_Task goal_.
Here is a block of records. Copy every line in it that includes "JSON".

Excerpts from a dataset

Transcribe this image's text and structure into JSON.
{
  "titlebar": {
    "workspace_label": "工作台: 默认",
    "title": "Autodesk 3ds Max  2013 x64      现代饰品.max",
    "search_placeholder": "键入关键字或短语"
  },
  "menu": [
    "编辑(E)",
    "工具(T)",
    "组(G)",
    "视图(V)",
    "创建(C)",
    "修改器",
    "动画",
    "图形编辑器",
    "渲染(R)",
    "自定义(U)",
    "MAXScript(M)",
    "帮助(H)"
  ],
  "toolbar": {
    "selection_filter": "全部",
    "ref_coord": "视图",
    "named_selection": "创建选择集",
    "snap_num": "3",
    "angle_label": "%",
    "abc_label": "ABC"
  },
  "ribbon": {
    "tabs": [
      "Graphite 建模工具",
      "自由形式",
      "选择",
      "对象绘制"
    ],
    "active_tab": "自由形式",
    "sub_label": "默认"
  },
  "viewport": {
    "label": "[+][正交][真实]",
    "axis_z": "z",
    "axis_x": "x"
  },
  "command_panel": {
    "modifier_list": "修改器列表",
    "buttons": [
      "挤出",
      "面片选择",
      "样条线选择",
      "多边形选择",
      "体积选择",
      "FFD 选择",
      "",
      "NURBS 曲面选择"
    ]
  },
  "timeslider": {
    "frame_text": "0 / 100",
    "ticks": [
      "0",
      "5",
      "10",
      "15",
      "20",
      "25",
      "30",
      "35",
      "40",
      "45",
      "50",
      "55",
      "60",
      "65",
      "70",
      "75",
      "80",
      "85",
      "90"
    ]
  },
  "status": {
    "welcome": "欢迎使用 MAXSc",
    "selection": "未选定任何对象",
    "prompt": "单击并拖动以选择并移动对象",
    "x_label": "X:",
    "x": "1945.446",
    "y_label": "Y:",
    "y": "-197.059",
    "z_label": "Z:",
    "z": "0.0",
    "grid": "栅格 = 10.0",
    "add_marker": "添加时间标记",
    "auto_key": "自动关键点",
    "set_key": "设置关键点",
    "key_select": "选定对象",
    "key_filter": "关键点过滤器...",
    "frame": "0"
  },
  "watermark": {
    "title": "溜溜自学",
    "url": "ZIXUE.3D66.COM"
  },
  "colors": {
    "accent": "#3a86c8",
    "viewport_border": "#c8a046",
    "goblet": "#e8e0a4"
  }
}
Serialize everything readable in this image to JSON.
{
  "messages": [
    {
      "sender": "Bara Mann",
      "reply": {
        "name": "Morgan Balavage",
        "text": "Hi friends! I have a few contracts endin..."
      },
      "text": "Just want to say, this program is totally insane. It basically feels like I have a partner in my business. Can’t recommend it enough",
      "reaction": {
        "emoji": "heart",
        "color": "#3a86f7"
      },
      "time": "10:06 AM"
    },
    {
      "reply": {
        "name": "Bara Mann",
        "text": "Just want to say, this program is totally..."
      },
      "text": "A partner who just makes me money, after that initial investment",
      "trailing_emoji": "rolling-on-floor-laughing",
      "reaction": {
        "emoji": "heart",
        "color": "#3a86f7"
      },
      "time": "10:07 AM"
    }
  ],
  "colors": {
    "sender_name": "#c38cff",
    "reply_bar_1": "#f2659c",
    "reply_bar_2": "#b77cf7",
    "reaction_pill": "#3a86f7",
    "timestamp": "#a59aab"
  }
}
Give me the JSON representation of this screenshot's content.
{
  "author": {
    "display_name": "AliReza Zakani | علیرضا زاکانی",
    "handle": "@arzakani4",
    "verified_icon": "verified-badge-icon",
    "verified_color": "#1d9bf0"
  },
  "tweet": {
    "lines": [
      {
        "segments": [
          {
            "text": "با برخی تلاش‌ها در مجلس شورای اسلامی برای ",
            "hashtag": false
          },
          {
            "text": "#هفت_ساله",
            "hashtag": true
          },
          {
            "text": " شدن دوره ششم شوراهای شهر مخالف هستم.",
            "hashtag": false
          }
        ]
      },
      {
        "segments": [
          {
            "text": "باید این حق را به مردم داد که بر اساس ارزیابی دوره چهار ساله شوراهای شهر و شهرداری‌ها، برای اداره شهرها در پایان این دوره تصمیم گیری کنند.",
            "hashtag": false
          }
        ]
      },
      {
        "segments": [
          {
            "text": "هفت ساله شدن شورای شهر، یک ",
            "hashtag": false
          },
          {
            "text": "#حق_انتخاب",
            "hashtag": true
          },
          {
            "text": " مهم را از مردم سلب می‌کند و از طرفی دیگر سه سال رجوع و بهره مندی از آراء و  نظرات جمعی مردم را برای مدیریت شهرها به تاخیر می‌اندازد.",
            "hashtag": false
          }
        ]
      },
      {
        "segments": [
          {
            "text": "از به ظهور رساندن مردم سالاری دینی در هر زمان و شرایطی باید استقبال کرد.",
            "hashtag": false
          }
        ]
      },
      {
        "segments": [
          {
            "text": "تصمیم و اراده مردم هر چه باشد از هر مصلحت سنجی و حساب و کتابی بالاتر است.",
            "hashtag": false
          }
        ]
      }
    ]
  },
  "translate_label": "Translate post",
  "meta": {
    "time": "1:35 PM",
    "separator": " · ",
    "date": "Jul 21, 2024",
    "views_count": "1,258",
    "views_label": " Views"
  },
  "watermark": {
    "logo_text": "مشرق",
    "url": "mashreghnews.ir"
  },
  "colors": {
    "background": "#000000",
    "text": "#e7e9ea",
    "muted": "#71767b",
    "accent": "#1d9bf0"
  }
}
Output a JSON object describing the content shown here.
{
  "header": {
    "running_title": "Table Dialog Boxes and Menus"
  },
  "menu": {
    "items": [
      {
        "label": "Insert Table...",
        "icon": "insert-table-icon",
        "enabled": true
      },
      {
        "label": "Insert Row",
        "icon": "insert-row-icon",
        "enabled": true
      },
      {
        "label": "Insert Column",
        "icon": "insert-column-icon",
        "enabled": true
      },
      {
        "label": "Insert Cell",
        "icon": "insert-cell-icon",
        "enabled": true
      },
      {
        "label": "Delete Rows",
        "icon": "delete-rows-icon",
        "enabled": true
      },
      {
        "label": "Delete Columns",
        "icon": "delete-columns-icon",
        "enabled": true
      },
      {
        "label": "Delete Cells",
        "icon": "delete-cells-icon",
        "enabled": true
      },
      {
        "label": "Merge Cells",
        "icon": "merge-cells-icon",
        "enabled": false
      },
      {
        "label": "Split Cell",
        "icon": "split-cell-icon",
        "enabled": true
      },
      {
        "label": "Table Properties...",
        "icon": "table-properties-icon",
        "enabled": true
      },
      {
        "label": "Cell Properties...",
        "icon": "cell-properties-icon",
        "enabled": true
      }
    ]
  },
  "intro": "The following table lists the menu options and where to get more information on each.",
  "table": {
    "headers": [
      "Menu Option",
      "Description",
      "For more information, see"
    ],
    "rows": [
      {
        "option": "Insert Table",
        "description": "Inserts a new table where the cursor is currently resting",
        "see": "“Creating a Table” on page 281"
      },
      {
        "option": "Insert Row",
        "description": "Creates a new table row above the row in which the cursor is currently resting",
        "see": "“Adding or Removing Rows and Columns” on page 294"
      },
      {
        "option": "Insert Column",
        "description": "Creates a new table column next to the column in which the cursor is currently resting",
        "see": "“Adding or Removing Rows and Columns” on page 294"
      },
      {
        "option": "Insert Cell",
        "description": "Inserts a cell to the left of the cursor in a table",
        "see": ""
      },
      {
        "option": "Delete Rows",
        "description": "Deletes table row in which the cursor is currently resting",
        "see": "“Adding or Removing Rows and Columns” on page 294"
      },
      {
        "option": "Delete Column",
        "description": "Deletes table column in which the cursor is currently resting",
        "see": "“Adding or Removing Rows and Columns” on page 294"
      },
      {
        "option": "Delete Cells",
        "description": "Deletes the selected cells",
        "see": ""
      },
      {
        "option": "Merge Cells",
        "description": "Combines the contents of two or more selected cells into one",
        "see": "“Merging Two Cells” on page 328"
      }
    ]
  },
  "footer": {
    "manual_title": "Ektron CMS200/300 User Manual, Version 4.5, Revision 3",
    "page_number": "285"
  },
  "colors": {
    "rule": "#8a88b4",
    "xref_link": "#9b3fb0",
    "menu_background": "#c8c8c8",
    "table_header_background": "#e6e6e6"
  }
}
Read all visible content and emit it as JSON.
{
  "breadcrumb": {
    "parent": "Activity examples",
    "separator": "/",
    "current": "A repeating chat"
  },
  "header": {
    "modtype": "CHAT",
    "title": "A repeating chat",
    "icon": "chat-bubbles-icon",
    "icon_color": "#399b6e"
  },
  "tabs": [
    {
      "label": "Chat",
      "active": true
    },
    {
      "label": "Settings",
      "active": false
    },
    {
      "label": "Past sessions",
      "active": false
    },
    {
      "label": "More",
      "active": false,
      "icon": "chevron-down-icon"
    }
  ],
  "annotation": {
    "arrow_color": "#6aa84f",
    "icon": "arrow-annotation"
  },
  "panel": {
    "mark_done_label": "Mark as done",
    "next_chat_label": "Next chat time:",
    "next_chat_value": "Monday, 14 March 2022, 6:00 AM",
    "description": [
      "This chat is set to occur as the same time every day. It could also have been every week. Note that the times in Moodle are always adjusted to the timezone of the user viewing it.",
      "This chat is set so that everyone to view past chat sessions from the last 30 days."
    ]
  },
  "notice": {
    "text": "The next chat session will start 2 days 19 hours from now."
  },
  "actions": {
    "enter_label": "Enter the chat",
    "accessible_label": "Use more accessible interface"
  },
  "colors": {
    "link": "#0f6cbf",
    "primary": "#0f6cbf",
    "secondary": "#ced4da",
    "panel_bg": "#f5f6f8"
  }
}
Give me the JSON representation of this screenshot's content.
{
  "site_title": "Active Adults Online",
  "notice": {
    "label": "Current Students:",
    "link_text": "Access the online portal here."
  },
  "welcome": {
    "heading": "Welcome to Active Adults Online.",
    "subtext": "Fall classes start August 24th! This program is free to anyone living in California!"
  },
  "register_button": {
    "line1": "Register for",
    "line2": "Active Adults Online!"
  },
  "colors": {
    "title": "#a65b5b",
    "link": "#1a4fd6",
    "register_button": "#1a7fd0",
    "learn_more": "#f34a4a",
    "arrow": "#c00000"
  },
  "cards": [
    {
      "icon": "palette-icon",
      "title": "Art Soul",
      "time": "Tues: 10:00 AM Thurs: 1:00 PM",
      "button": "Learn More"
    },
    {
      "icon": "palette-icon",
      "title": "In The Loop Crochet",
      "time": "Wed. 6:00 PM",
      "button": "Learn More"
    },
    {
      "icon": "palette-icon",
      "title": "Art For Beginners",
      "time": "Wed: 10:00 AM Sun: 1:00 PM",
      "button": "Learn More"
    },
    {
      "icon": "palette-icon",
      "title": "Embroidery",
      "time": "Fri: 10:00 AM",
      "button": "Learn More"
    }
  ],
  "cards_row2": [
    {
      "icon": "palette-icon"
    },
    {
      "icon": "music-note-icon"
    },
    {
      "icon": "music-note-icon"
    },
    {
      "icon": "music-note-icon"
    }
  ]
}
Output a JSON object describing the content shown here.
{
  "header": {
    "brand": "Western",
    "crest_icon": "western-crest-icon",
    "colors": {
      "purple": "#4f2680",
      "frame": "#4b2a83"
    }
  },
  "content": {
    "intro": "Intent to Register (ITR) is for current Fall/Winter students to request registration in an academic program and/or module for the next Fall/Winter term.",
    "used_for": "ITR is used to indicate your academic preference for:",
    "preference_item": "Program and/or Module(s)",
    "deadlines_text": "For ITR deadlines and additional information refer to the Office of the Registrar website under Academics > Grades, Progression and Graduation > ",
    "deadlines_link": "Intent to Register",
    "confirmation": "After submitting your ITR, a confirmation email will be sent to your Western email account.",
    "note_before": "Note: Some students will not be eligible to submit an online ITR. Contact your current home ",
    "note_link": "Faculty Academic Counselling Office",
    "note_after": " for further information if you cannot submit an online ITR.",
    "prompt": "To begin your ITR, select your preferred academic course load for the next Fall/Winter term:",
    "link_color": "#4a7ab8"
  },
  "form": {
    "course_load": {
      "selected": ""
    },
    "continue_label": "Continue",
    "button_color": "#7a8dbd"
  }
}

_Response for this exercise_.
Transcribe this image's text and structure into JSON.
Serialize everything readable in this image to JSON.
Give me the JSON representation of this screenshot's content.
Output a JSON object describing the content shown here.
Read all visible content and emit it as JSON.
Give me the JSON representation of this screenshot's content.
Output a JSON object describing the content shown here.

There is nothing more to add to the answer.